Most varieties of quince trees are self-fertile. Crops are ready for harvest in October and can be stored until December. Ideal in a sunny spot and easy to grow. We supply a wide selection for all sizes of garden, and quinces can also be grown in large containers if space is limited. The fruits can also be made into vodka and cheese!
The quince is an ancient fruit known to the Greeks and Romans who dedicated it to Venus and Aphrodite. To them, it was a symbol of love, happiness and fertility often used in marriage ceremonies. After the Romans left, quinces were found to be growing wild in Sussex.
Smooth round shaped fruit. One of the few that have claims of fresh eating qualities. Heavy cropping.
Pear shaped fruit that are big, juicy and nicely acidic. Yellow flesh turns reddish when cooked.
Out Of Stock
Early, regular crops of large yellow-green pear shaped fruits. One of the more reliable varieties.
Excellent crop of high quality, large fruits. Can be eaten fresh when properly ripe or used in cooking.
Large subtle pink flowers and very large, pear-shaped fruit. Yellow when they’re fully ripe. Sweet and strong scent.
Early ripening variety with high quality for cooking and preserving. Turns pink when cooked.
Highly productive variety from Serbia used for all culinary proposes. Healthy tree with good resistance to leaf blight.

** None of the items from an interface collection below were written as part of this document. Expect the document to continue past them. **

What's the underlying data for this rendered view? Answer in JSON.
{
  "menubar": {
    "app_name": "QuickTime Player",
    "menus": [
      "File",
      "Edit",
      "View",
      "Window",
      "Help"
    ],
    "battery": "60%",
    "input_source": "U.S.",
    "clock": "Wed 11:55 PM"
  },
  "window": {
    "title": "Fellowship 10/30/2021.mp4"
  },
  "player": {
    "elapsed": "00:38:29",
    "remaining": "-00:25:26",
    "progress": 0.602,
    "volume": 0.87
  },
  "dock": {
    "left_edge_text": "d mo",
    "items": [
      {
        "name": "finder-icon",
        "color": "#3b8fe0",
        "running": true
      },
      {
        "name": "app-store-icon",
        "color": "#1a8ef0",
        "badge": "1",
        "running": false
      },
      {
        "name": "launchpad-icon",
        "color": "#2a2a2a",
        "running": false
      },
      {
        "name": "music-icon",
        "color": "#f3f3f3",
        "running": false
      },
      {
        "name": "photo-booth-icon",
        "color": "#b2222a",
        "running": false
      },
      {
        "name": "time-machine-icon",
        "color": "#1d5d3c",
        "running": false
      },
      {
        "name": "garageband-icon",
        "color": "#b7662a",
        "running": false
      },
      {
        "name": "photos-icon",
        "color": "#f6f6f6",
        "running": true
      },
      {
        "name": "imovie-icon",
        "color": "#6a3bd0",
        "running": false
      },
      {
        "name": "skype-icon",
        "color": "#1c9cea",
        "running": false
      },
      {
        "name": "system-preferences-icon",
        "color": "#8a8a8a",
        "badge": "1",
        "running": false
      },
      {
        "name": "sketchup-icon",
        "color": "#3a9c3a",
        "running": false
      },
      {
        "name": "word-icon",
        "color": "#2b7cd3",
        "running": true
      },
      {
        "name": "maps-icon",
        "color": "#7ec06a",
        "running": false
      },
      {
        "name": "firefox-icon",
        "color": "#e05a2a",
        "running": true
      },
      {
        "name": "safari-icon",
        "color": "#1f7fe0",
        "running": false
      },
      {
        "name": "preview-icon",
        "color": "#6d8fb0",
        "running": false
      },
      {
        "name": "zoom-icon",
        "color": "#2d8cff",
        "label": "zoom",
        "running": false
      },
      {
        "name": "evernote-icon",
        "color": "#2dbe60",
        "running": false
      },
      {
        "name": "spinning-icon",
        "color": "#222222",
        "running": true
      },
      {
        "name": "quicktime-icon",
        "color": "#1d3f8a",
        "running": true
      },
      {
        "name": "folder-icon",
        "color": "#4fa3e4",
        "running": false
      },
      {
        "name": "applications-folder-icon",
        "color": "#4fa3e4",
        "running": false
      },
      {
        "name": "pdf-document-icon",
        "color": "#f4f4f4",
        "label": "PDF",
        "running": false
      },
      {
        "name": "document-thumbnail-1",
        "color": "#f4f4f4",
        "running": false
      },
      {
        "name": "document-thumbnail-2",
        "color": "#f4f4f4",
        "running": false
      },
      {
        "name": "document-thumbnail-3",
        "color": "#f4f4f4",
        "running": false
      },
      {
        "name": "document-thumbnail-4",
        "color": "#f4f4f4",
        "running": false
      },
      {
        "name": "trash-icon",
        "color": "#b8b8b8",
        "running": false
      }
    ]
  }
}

Large pale green-yellow fruit. Delicious flavours; bitter to taste. An incredible strong fragrance to the fruit.